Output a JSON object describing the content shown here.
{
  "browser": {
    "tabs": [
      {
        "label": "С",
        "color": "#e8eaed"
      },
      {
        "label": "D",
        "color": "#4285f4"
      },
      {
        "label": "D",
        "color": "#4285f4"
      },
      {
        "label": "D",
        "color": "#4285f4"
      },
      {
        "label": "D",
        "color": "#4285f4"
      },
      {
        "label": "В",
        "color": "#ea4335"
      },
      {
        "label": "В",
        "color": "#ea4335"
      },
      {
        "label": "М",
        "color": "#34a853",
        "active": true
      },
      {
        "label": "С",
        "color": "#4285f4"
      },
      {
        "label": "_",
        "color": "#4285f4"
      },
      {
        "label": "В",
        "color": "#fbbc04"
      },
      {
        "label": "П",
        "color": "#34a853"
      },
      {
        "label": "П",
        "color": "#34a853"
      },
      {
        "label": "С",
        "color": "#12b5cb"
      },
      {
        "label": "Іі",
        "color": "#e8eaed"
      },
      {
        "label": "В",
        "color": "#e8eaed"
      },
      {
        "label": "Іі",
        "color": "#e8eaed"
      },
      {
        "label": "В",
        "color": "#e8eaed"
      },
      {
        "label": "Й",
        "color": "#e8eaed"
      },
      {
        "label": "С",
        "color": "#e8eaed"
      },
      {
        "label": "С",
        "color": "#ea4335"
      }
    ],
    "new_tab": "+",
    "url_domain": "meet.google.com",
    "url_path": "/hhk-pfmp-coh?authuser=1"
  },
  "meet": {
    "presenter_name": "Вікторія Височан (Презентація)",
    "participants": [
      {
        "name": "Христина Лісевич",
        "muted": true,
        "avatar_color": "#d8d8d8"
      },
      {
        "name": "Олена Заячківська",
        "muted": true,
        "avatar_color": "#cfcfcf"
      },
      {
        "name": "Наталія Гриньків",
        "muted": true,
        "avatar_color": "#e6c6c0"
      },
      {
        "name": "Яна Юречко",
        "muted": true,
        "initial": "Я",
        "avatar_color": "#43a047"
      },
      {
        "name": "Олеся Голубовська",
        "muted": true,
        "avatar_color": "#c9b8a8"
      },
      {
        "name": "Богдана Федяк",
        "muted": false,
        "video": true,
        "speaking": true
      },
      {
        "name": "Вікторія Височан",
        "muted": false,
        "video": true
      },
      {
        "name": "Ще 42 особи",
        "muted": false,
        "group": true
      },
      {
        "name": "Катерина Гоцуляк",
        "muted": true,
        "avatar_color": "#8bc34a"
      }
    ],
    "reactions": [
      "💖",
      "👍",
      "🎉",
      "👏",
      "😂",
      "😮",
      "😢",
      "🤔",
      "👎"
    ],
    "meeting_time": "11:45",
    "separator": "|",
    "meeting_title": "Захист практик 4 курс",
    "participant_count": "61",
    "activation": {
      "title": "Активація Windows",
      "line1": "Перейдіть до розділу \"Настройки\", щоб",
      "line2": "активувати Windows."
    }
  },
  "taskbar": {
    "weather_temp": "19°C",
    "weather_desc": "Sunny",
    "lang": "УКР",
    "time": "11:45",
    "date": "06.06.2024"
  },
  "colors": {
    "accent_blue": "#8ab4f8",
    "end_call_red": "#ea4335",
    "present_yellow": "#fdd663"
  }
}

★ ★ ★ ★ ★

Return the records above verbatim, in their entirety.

Output a JSON object describing the content shown here.
{
  "browser": {
    "tabs": [
      {
        "label": "С",
        "color": "#e8eaed"
      },
      {
        "label": "D",
        "color": "#4285f4"
      },
      {
        "label": "D",
        "color": "#4285f4"
      },
      {
        "label": "D",
        "color": "#4285f4"
      },
      {
        "label": "D",
        "color": "#4285f4"
      },
      {
        "label": "В",
        "color": "#ea4335"
      },
      {
        "label": "В",
        "color": "#ea4335"
      },
      {
        "label": "М",
        "color": "#34a853",
        "active": true
      },
      {
        "label": "С",
        "color": "#4285f4"
      },
      {
        "label": "_",
        "color": "#4285f4"
      },
      {
        "label": "В",
        "color": "#fbbc04"
      },
      {
        "label": "П",
        "color": "#34a853"
      },
      {
        "label": "П",
        "color": "#34a853"
      },
      {
        "label": "С",
        "color": "#12b5cb"
      },
      {
        "label": "Іі",
        "color": "#e8eaed"
      },
      {
        "label": "В",
        "color": "#e8eaed"
      },
      {
        "label": "Іі",
        "color": "#e8eaed"
      },
      {
        "label": "В",
        "color": "#e8eaed"
      },
      {
        "label": "Й",
        "color": "#e8eaed"
      },
      {
        "label": "С",
        "color": "#e8eaed"
      },
      {
        "label": "С",
        "color": "#ea4335"
      }
    ],
    "new_tab": "+",
    "url_domain": "meet.google.com",
    "url_path": "/hhk-pfmp-coh?authuser=1"
  },
  "meet": {
    "presenter_name": "Вікторія Височан (Презентація)",
    "participants": [
      {
        "name": "Христина Лісевич",
        "muted": true,
        "avatar_color": "#d8d8d8"
      },
      {
        "name": "Олена Заячківська",
        "muted": true,
        "avatar_color": "#cfcfcf"
      },
      {
        "name": "Наталія Гриньків",
        "muted": true,
        "avatar_color": "#e6c6c0"
      },
      {
        "name": "Яна Юречко",
        "muted": true,
        "initial": "Я",
        "avatar_color": "#43a047"
      },
      {
        "name": "Олеся Голубовська",
        "muted": true,
        "avatar_color": "#c9b8a8"
      },
      {
        "name": "Богдана Федяк",
        "muted": false,
        "video": true,
        "speaking": true
      },
      {
        "name": "Вікторія Височан",
        "muted": false,
        "video": true
      },
      {
        "name": "Ще 42 особи",
        "muted": false,
        "group": true
      },
      {
        "name": "Катерина Гоцуляк",
        "muted": true,
        "avatar_color": "#8bc34a"
      }
    ],
    "reactions": [
      "💖",
      "👍",
      "🎉",
      "👏",
      "😂",
      "😮",
      "😢",
      "🤔",
      "👎"
    ],
    "meeting_time": "11:45",
    "separator": "|",
    "meeting_title": "Захист практик 4 курс",
    "participant_count": "61",
    "activation": {
      "title": "Активація Windows",
      "line1": "Перейдіть до розділу \"Настройки\", щоб",
      "line2": "активувати Windows."
    }
  },
  "taskbar": {
    "weather_temp": "19°C",
    "weather_desc": "Sunny",
    "lang": "УКР",
    "time": "11:45",
    "date": "06.06.2024"
  },
  "colors": {
    "accent_blue": "#8ab4f8",
    "end_call_red": "#ea4335",
    "present_yellow": "#fdd663"
  }
}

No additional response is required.